Top of DATA SUPPLIED
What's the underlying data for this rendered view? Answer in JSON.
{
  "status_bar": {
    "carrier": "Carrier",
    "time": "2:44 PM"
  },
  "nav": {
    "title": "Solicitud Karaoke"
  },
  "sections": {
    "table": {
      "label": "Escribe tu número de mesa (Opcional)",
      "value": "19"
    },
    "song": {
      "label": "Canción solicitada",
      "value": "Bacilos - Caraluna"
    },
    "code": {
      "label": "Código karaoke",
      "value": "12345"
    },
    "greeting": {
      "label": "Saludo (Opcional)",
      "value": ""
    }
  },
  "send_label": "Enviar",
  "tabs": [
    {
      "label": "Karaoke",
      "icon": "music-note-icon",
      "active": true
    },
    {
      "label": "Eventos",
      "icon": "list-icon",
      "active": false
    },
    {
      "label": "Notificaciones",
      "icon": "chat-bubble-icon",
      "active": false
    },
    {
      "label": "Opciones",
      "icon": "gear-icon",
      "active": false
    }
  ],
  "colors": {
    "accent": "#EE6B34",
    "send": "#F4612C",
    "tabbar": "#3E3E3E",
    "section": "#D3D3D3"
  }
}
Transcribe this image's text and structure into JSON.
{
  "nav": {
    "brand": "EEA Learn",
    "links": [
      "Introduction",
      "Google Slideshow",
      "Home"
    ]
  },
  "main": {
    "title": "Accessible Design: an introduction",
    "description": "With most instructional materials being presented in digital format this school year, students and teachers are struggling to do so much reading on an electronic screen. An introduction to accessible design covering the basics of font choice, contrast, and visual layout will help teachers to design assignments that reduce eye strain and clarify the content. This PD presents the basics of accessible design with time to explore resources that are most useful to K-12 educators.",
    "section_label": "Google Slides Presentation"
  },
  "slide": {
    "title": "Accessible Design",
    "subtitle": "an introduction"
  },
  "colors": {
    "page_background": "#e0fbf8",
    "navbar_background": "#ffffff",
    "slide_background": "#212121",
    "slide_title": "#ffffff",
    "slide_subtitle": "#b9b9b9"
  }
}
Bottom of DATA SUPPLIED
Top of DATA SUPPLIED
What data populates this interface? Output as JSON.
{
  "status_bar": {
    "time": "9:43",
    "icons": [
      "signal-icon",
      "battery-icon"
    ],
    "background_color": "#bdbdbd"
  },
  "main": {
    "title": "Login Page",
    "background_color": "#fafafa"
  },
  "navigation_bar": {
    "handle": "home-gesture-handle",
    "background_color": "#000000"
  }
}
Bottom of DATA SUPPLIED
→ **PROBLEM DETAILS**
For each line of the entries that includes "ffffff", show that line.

→ **RESULT BELOW**
    "navbar_background": "#ffffff",
    "slide_title": "#ffffff",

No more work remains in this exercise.